Loss Aversion is Paralyzing Your Startup

Published: Oct. 26, 2018

There are about 8k people on my newsletter list.

That’s not a ton of people — your email list may have 5x that. But these are my people. I love them. It feels like I’ve scratched and clawed for each one, and I don’t want to lose any. Every unsubscribe feels like a dagger.

My eventual goal is 100k subscribers, but I really do hate those unsubscribes. So I treat the list with kid gloves — I only send posts I deem as “perfect.” I’ve only recently realized my subconscious goal has been to send emails that I think will yield the fewest unsubscribes. This is why I only send a handful of emails each year despite having hundreds more sitting in my drafts. I don’t want to lose anyone.

This is why there are 8k subscribers, not 100k.

Loss Aversion is hardwired into each of our brains and it’s killing us. We’re all trying to run a marathon while dragging an 85lb weight. Entrepreneurship is hard enough already. Give yourself a break. Here’s how to shed the weight.

Humans feel roughly twice as much pain/anger at losing something as we feel happiness at gaining something of the same magnitude (Loss Aversion is part of Kahneman and Tversky’s Prospect Theory from the late 1970’s, some links below, it’s interesting stuff).

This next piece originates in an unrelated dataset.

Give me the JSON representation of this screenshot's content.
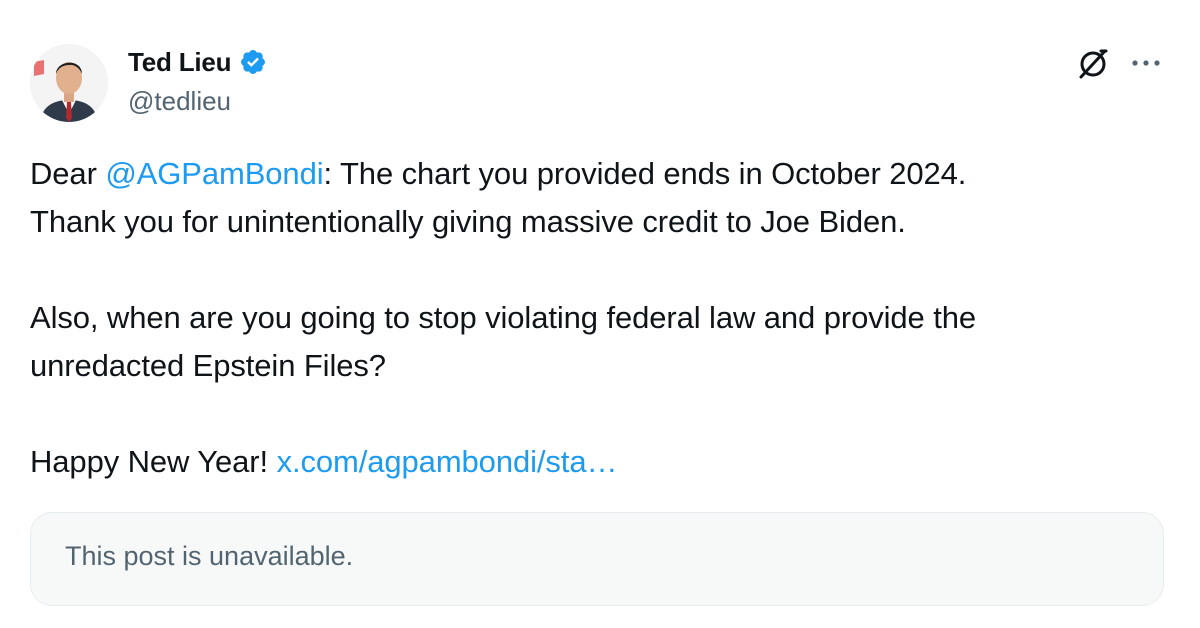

If you buy a cup of coffee with a $10 bill, but later notice you got change as though you’d paid with a $20, you’ll feel pleasantly surprised / slightly guilty. If you realize you paid with a $20 and got change for a $10, you’ll be livid.



First, on my email list. Being an entrepreneur is emotionally exhausting, so founders tend to optimize for what’ll create the least “emotional drag.” That means my goal for an email campaign is going to be to minimize unsubscribeswhether that’s a good business decision or not. Spoiler — it is not.

Worst of all, founders tend to overestimate what they “have,” and the general instability of the lifestyle amplifies the feeling of loss.

I’ve seen tons of founders get a customer to sign-up for their service before it launches only to “not bother” them until the full-featured product is live eight months later. They didn’t want to lose the customer. But by the time they reach back out the customer had long forgotten they existed and deleted the email.


I’m currently letting the fear of losing 25 subscribers dictate when, where, and how I provide value to 8k people.

I’m letting a handful of people who might not be interested enough in what I’m trying to do at Tacklebox (not a crime nor personal attack) dictate how fast Tacklebox grows.



1. Focus on data points.

Treating everything like an experiment that yields data points is a great way to remove harmful emotion. If I send an email and 25 people unsubscribe, that’s not a bad thing, it’s just a data point — the result of an experiment. If that same email leads to 10 new applications for Tacklebox, that’s another data point. These data points all relate back to exactly who your customer is and how well you’re solving a problem for them.

2. Only celebrate and prioritize things you do, not things that happen because of things you do.

Don’t get upset over unsubscribes and don’t get happy about subscribes. Get happy about things you can control. I can control sending emails with good content. I can’t control if someone got a new job and no longer wants to start a startup, so they unsubscribe. Process you can control > people’s response to that process.

3. Create and follow metrics that optimize your goals, not ones that minimize loss

Understand the decisions you need to make, understand the data you need to make those decisions, and create / follow metrics that increase the experiments that’ll get you the data that’ll lead to those decisions. Everything else is irrelevant.

Our goal isn’t to avoid losses. It’s to build things that help people.


If you need more help with gathering and synthesizing data points, that’s what we do. Happy to help.

Brian Scordato